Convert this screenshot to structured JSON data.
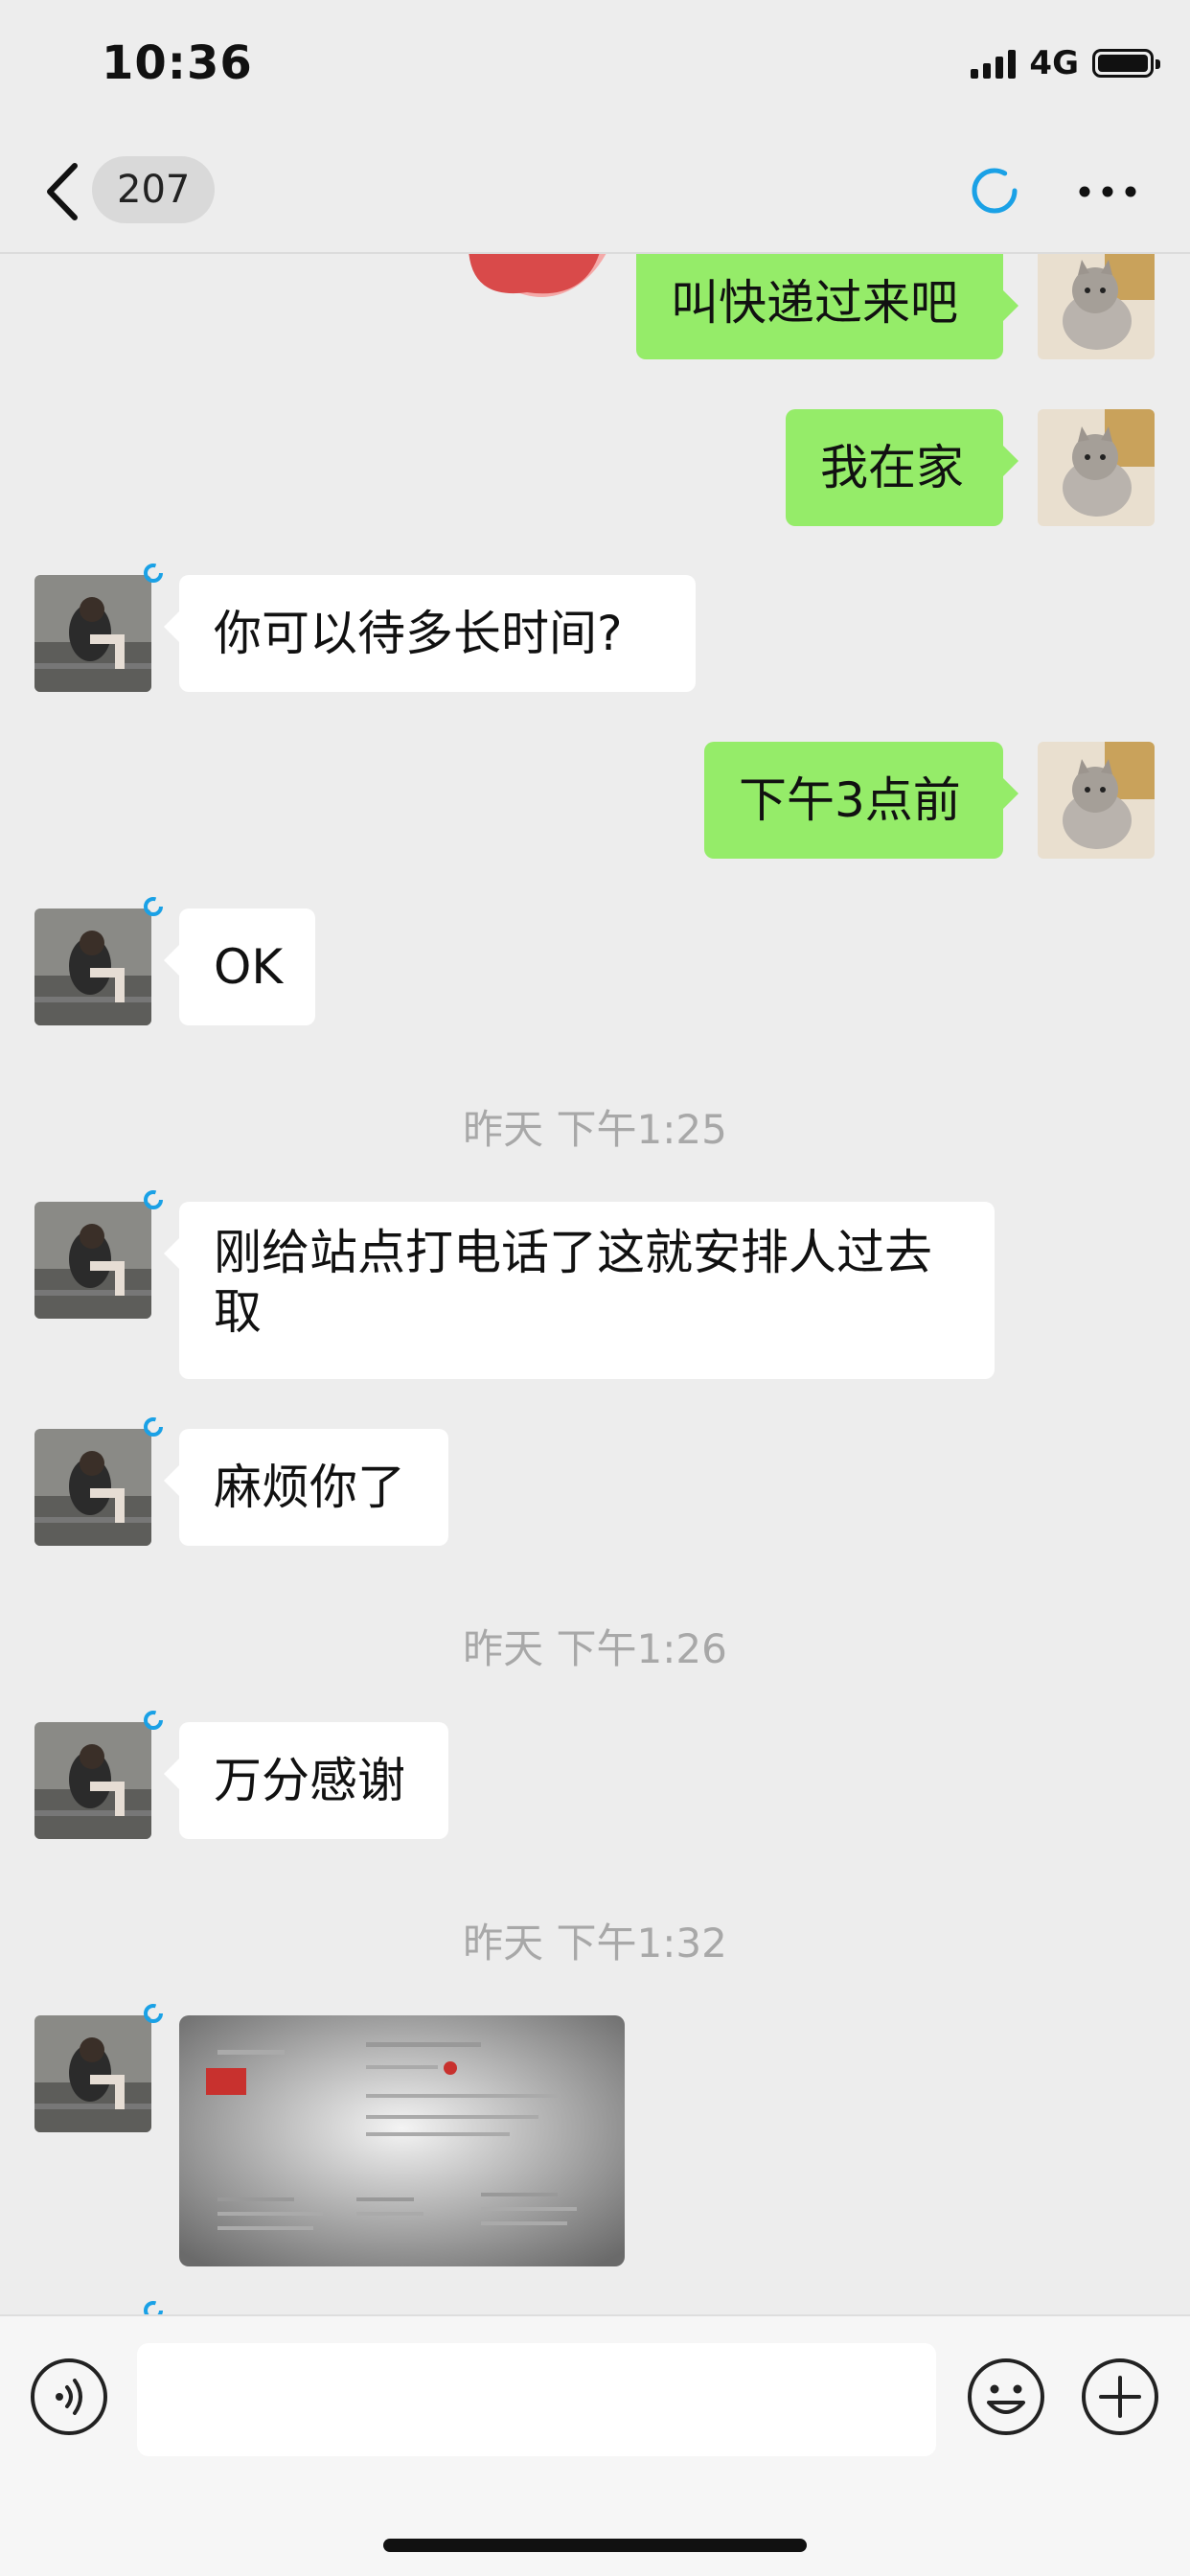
{
  "status_bar": {
    "time": "10:36",
    "network": "4G"
  },
  "nav": {
    "unread_count": "207"
  },
  "messages": [
    {
      "side": "out",
      "text": "叫快递过来吧"
    },
    {
      "side": "out",
      "text": "我在家"
    },
    {
      "side": "in",
      "text": "你可以待多长时间?"
    },
    {
      "side": "out",
      "text": "下午3点前"
    },
    {
      "side": "in",
      "text": "OK"
    },
    {
      "type": "time",
      "text": "昨天 下午1:25"
    },
    {
      "side": "in",
      "text": "刚给站点打电话了这就安排人过去取"
    },
    {
      "side": "in",
      "text": "麻烦你了"
    },
    {
      "type": "time",
      "text": "昨天 下午1:26"
    },
    {
      "side": "in",
      "text": "万分感谢"
    },
    {
      "type": "time",
      "text": "昨天 下午1:32"
    },
    {
      "side": "in",
      "type": "image"
    }
  ],
  "input": {
    "value": ""
  },
  "icons": {
    "back": "chevron-left-icon",
    "loading": "loading-ring-icon",
    "more": "more-dots-icon",
    "voice": "voice-icon",
    "emoji": "emoji-icon",
    "plus": "plus-icon"
  },
  "colors": {
    "bubble_out": "#95ec69",
    "bubble_in": "#ffffff",
    "background": "#ededed",
    "timestamp": "#a8a8a8",
    "status_ring": "#1aa1e6"
  }
}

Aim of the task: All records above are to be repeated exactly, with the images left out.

Output below:
Convert this screenshot to structured JSON data.
{
  "status_bar": {
    "time": "10:36",
    "network": "4G"
  },
  "nav": {
    "unread_count": "207"
  },
  "messages": [
    {
      "side": "out",
      "text": "叫快递过来吧"
    },
    {
      "side": "out",
      "text": "我在家"
    },
    {
      "side": "in",
      "text": "你可以待多长时间?"
    },
    {
      "side": "out",
      "text": "下午3点前"
    },
    {
      "side": "in",
      "text": "OK"
    },
    {
      "type": "time",
      "text": "昨天 下午1:25"
    },
    {
      "side": "in",
      "text": "刚给站点打电话了这就安排人过去取"
    },
    {
      "side": "in",
      "text": "麻烦你了"
    },
    {
      "type": "time",
      "text": "昨天 下午1:26"
    },
    {
      "side": "in",
      "text": "万分感谢"
    },
    {
      "type": "time",
      "text": "昨天 下午1:32"
    },
    {
      "side": "in",
      "type": "image"
    }
  ],
  "input": {
    "value": ""
  },
  "icons": {
    "back": "chevron-left-icon",
    "loading": "loading-ring-icon",
    "more": "more-dots-icon",
    "voice": "voice-icon",
    "emoji": "emoji-icon",
    "plus": "plus-icon"
  },
  "colors": {
    "bubble_out": "#95ec69",
    "bubble_in": "#ffffff",
    "background": "#ededed",
    "timestamp": "#a8a8a8",
    "status_ring": "#1aa1e6"
  }
}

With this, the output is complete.